As you may gather, most of my interest was with the boating side of the society.  During these first few years with the society, the 'Spraymaster' gave way to a Vic Smeed designed cabin cruiser which eventually had the cabin replaced by a streamlined top _ see photo. I also managed to build three IC engines – all of which ran after a fashion.

By now I had passed my driving test, and used to drive Ken Hyder’s "Bardahl" van transporting members’ boats to various regattas. It may have only been a Commer van based on the Hillman Minx, but it was the height of luxury and performance compared with the converted Morris 8 Post Office van of my fathers that I had learnt in.
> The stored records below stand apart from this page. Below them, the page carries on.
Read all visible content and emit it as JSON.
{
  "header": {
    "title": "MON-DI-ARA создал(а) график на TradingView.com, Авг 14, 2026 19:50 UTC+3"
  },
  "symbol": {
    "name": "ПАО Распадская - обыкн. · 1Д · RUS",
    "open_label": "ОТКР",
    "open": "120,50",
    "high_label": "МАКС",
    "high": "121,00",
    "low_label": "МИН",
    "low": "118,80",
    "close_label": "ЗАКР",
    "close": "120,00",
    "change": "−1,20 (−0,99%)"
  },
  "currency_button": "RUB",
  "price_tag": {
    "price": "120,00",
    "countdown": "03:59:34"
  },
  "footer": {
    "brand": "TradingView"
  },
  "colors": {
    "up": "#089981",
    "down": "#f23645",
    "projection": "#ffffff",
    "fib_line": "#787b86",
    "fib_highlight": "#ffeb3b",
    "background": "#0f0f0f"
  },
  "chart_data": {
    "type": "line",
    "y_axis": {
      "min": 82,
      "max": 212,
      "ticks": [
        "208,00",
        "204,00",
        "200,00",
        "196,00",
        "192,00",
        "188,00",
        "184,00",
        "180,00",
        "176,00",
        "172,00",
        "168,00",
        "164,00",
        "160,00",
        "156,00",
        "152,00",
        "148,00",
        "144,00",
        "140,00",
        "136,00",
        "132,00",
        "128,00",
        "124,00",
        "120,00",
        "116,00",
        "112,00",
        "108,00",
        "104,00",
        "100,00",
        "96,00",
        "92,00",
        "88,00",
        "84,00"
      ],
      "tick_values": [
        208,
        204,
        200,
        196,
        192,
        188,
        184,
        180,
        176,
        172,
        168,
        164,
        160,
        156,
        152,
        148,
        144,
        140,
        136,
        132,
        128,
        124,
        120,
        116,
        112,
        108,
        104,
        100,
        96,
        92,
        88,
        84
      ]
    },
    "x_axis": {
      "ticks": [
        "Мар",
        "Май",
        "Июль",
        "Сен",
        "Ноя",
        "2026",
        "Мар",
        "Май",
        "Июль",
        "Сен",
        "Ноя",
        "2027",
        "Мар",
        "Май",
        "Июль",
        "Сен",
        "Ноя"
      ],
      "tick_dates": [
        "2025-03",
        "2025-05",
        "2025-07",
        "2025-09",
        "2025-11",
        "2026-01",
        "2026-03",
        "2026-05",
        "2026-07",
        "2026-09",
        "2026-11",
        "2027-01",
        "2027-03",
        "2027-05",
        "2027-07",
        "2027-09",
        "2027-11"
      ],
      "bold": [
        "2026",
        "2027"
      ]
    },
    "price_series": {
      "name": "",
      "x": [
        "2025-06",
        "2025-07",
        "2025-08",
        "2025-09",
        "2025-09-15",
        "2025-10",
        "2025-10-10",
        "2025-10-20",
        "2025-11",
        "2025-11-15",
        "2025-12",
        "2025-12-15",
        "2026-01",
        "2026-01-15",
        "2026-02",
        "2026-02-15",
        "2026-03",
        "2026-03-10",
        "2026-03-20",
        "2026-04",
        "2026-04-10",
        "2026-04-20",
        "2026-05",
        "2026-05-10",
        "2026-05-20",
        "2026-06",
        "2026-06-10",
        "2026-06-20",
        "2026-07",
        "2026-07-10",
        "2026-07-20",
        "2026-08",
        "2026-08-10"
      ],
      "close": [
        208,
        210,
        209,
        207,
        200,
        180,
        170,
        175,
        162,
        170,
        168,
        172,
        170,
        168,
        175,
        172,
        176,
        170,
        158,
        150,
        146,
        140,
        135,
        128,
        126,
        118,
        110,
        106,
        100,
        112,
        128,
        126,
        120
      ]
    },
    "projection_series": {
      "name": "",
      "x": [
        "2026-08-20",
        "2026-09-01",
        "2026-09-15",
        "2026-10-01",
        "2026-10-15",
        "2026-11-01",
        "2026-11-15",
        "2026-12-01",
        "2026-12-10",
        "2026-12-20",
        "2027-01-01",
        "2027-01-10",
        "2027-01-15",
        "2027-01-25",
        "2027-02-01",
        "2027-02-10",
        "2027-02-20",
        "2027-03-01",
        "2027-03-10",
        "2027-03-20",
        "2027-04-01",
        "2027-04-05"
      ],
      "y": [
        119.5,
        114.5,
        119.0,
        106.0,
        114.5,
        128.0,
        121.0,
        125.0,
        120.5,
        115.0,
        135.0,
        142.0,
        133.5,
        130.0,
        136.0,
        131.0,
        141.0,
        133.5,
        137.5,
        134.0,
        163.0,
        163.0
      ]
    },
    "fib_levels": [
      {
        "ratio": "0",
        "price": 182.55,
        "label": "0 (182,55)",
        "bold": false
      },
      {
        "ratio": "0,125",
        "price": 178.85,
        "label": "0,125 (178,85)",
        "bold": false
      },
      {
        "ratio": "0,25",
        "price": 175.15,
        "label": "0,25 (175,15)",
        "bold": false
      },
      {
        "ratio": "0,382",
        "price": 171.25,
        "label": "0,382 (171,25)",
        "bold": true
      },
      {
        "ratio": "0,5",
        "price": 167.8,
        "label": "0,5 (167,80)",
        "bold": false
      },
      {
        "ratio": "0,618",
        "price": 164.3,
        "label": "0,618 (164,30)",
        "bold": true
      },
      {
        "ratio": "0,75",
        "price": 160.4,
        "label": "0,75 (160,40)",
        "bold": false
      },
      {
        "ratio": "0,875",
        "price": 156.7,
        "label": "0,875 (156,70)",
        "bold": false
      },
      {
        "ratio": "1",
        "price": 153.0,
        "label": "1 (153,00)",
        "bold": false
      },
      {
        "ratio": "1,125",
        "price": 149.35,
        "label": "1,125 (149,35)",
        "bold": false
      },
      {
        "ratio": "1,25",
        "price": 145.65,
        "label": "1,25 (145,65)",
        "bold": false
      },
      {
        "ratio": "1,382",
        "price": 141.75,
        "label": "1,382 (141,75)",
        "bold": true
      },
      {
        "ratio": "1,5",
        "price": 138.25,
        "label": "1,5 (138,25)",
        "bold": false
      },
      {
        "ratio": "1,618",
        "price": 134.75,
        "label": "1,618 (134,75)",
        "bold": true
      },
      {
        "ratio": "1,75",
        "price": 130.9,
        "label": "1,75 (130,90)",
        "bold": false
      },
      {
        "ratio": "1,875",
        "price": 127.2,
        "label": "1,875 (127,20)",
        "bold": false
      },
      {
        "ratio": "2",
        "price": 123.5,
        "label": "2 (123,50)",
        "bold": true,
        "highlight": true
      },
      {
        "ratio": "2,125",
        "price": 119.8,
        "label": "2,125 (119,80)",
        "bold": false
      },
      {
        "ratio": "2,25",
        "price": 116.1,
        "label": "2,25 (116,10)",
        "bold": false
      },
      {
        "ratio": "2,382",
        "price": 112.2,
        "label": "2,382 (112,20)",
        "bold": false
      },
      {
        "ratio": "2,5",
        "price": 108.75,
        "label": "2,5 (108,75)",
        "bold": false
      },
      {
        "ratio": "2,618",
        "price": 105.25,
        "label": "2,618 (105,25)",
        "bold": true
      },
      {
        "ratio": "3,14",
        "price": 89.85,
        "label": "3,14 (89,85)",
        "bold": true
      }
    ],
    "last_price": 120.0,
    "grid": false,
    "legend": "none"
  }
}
By 1959 I had became interested in motor sport, and I’m afraid that the modelling took a back seat until the late seventies. Having been making a bit of silver and gold jewellery for a few years, and bought a lathe with the proceeds, model engineering was calling again. Before long, I decided I should rejoin the St. Albans Society. A phone call to Peter Lambert elicited the information that they still met on a Wednesday evening. Needless to say, I was at the following meeting, discovered that not only was Peter still secretary, but Bert Saunders was still in the Chair. I was greeted as though I had never left (rude comments about the beard notwithstanding), it was wonderful. 

So during the intervening 20 or so years the Society had progressed. The monthly gazette has changed from the duplicated format of the 70’s, following the various technological changes to the present high standard desktop publishing methods. An exhibition was being held each year, with venues from Harpenden Public Hall via Marconi’s, St. Albans Further Education College, and Marlborough School to it’s present location at Francis Bacon School. A permanent track had just been built at St. Georges School in Harpenden that unfortunately had to be dismantled as the school wanted the land for building, but the Puffing Field then became available through the generous permission of the present owner.

©copyrightMalcolm Beak2008

Each year over the August bank holiday weekend, St Albans plays host to the MPBA for a two day hydro regatta at the lake  in Verulamium Park. Saturday's main competition is for the Speed Trophy while the principle trophy on the Monday is the International.

Many thanks to Malcolm Beak for sharing his memories and photo's. Thanks to Phil Abbott, Tony Pilliner and John Hyder for additional photographs.